Cynmaer Grimmaw by Brandon Nguyen
“Waerkynsceal is the beginning of a series I like to call ‘Tales of the Taigh’ a semi-medieval Celtic lore based fantasy-adventure series. In Waerkynsceal, we follow the heroic deeds of the Durihnd Clan, one of many families of the Taigh, and their involvement with the cunning beasts of the wilds known as Waerkyn. In this first part, we look at Dorland Er Durihnd, the last surviving member of the clan who lives as a simple farmer in the small town of Tippehill. One day, an old Waerkyn by the name of Rulaf Darkpaw wanders into the Taigh after becoming lost and causes damage in his travels. The people grow fearful and call upon the king’s guard – the Vandgard, in order to deal with Rulaf, but as the Vandgard has not had to deal with such issues in many years and their members are made up of spoiled nobility, they take too long to assemble, and so when Rulaf finally makes his way to Tippehill, Dorland, feeling a renewed sense of adventure he had lost from his childhood, takes it upon himself to hunt and possibly kill Rulaf. This encounter sets off a chain reaction in which Cynmaer Grimmaw, the lord of the Waerkyn, goes to avenge Rulaf and seeks out the supposed “Wolf-chaser”. Dorland is once again called upon to handle this Waerkyn, but at the same time, the people plead for the king’s guard to arrive. Will Dorland be able to handle the ferocious and highly dangerous Cynmaer Grimmaw? Read to find out.” – From Amazon
The Taming of Cynmaer Grimmaw is a short story told as a Celtic fairy tale. Mister Nguyen has a mind for storytelling, and it comes through, though the story is perhaps not as original as we would have liked. Wolves terrorize the countryside, and while we will not spoil the ending, Cynmaer is a wolf. We are given several perspectives through the length of the book, but not one of the characters is identifiable enough or likable enough to come through as a real protagonist (with Dorland being quite unlikeable). Told as if someone were telling it rather than as a traditional novel, it gains some points for the intriguing execution but lacks the subtlety or depth we would have liked to see even in a middle-grade novel.

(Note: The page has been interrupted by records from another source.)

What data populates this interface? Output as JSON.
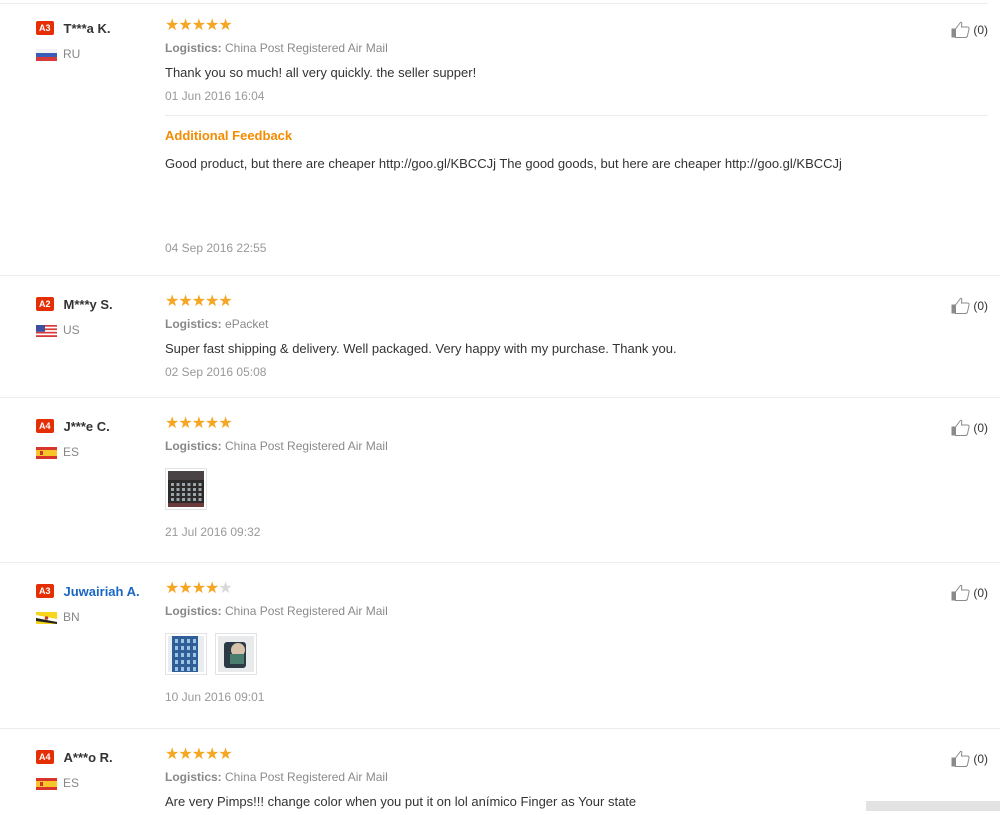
{
  "reviews": [
    {
      "level": "A3",
      "name": "T***a K.",
      "name_is_link": false,
      "country": "RU",
      "flag": "ru",
      "rating": 5,
      "logistics_label": "Logistics:",
      "logistics": "China Post Registered Air Mail",
      "text": "Thank you so much! all very quickly. the seller supper!",
      "date": "01 Jun 2016 16:04",
      "additional": {
        "title": "Additional Feedback",
        "text": "Good product, but there are cheaper http://goo.gl/KBCCJj The good goods, but here are cheaper http://goo.gl/KBCCJj",
        "date": "04 Sep 2016 22:55"
      },
      "helpful": "(0)"
    },
    {
      "level": "A2",
      "name": "M***y S.",
      "name_is_link": false,
      "country": "US",
      "flag": "us",
      "rating": 5,
      "logistics_label": "Logistics:",
      "logistics": "ePacket",
      "text": "Super fast shipping & delivery. Well packaged. Very happy with my purchase. Thank you.",
      "date": "02 Sep 2016 05:08",
      "helpful": "(0)"
    },
    {
      "level": "A4",
      "name": "J***e C.",
      "name_is_link": false,
      "country": "ES",
      "flag": "es",
      "rating": 5,
      "logistics_label": "Logistics:",
      "logistics": "China Post Registered Air Mail",
      "photos": [
        "product-photo"
      ],
      "date": "21 Jul 2016 09:32",
      "helpful": "(0)"
    },
    {
      "level": "A3",
      "name": "Juwairiah A.",
      "name_is_link": true,
      "country": "BN",
      "flag": "bn",
      "rating": 4,
      "logistics_label": "Logistics:",
      "logistics": "China Post Registered Air Mail",
      "photos": [
        "product-photo",
        "product-photo"
      ],
      "date": "10 Jun 2016 09:01",
      "helpful": "(0)"
    },
    {
      "level": "A4",
      "name": "A***o R.",
      "name_is_link": false,
      "country": "ES",
      "flag": "es",
      "rating": 5,
      "logistics_label": "Logistics:",
      "logistics": "China Post Registered Air Mail",
      "text": "Are very Pimps!!! change color when you put it on lol anímico Finger as Your state",
      "helpful": "(0)"
    }
  ],
  "colors": {
    "level_badge": "#e62e04",
    "star": "#f5a623",
    "star_empty": "#d9d9d9",
    "additional_title": "#f58c00",
    "buyer_link": "#1a66c4"
  },
  "icons": {
    "helpful": "thumbs-up-icon",
    "star": "star-icon"
  }
}
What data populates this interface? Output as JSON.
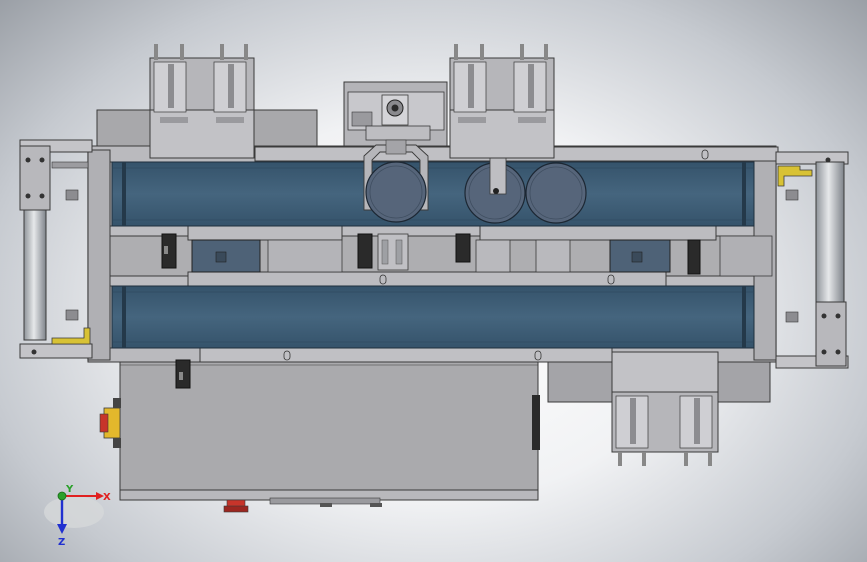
{
  "scene": {
    "colors": {
      "frame": "#a9a9ac",
      "frame_edge": "#3a3a3a",
      "belt": "#3d5c74",
      "belt_dark": "#2e4a60",
      "plate": "#b8b8bc",
      "plate_light": "#c6c6ca",
      "bracket_yellow": "#d8c234",
      "motor_blue": "#4e6277",
      "black_part": "#2a2a2a",
      "roller": "#56657a",
      "stop_red": "#c7342a",
      "stop_yellow": "#e3b82c"
    },
    "components": [
      "left-cylinder-assembly",
      "right-cylinder-assembly",
      "upper-conveyor-belt",
      "lower-conveyor-belt",
      "left-lifting-unit",
      "center-lifting-unit",
      "bottom-right-lifting-unit",
      "clamp-assembly",
      "roller-pair",
      "control-box",
      "emergency-stop"
    ]
  },
  "triad": {
    "x_label": "X",
    "y_label": "Y",
    "z_label": "Z",
    "x_color": "#e02020",
    "y_color": "#2aa02a",
    "z_color": "#2030d0"
  }
}
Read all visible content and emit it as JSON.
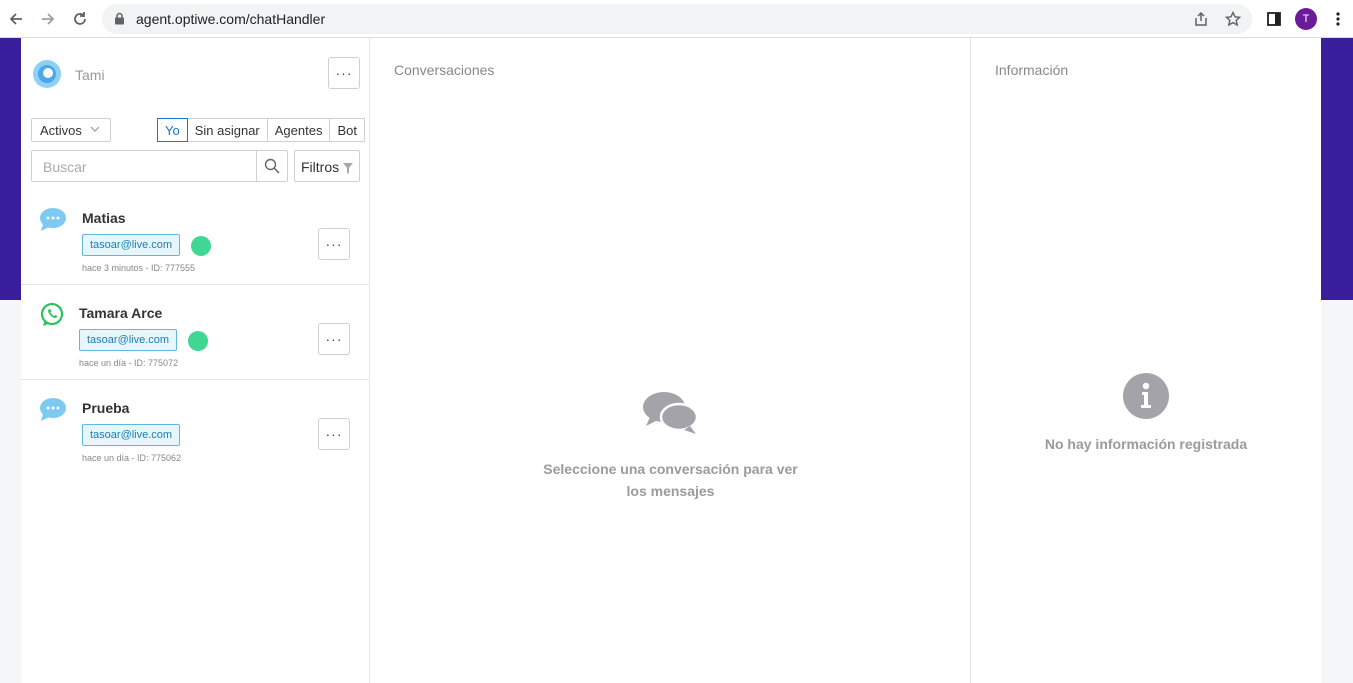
{
  "browser": {
    "url": "agent.optiwe.com/chatHandler",
    "profile_initial": "T"
  },
  "sidebar": {
    "agent_name": "Tami",
    "more_label": "···",
    "status_filter": "Activos",
    "tabs": [
      {
        "label": "Yo",
        "active": true
      },
      {
        "label": "Sin asignar",
        "active": false
      },
      {
        "label": "Agentes",
        "active": false
      },
      {
        "label": "Bot",
        "active": false
      }
    ],
    "search_placeholder": "Buscar",
    "filters_label": "Filtros"
  },
  "conversations": [
    {
      "channel": "chat-bubble-icon",
      "name": "Matias",
      "email": "tasoar@live.com",
      "online": true,
      "meta": "hace 3 minutos - ID: 777555"
    },
    {
      "channel": "whatsapp-icon",
      "name": "Tamara Arce",
      "email": "tasoar@live.com",
      "online": true,
      "meta": "hace un día - ID: 775072"
    },
    {
      "channel": "chat-bubble-icon",
      "name": "Prueba",
      "email": "tasoar@live.com",
      "online": false,
      "meta": "hace un día - ID: 775062"
    }
  ],
  "middle": {
    "title": "Conversaciones",
    "empty_message": "Seleccione una conversación para ver los mensajes"
  },
  "right": {
    "title": "Información",
    "empty_message": "No hay información registrada"
  },
  "colors": {
    "brand_purple": "#3a1f9c",
    "accent_blue": "#1976d2",
    "online_green": "#40d694",
    "email_tag_border": "#60b8e0"
  }
}
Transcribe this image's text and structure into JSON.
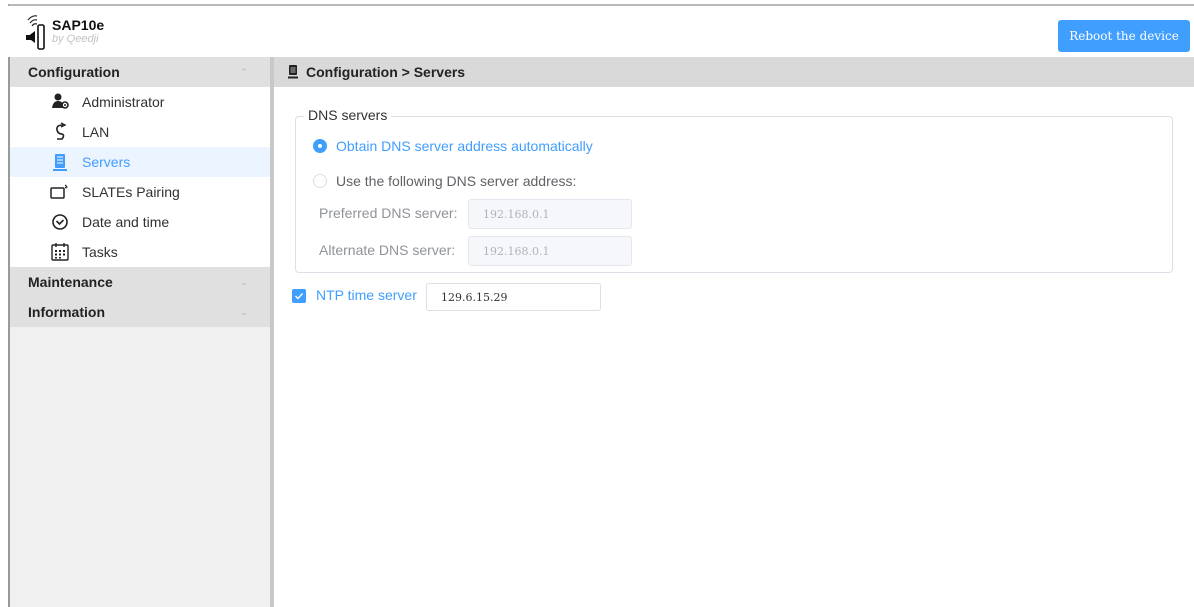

There is much more telling than showing, though we grant that to the nature of the story, we never felt we caught a real glimpse of the world that had been made. We saw plenty of Gaelic names with accents in strange places, but nothing that pushed this story to a level that would make it noteworthy. Perhaps the short length, 68 pages, was the greatest detriment to the work.
Since it was told as a fable, we looked for a deeper message, but we found we came up dry. That being said, it was enjoyable enough and appears to be the beginning of something better. We look forward to seeing Mister Nguyen’s future as he grows as a writer.
The Rating: C
While an impressive first effort, The Taming of Cynmaer Grimmaw is not something that could be considered a cut above the rest. The lack of character development and the two-dimensional world are difficult to look past, though the execution was good enough to earn it a solid C.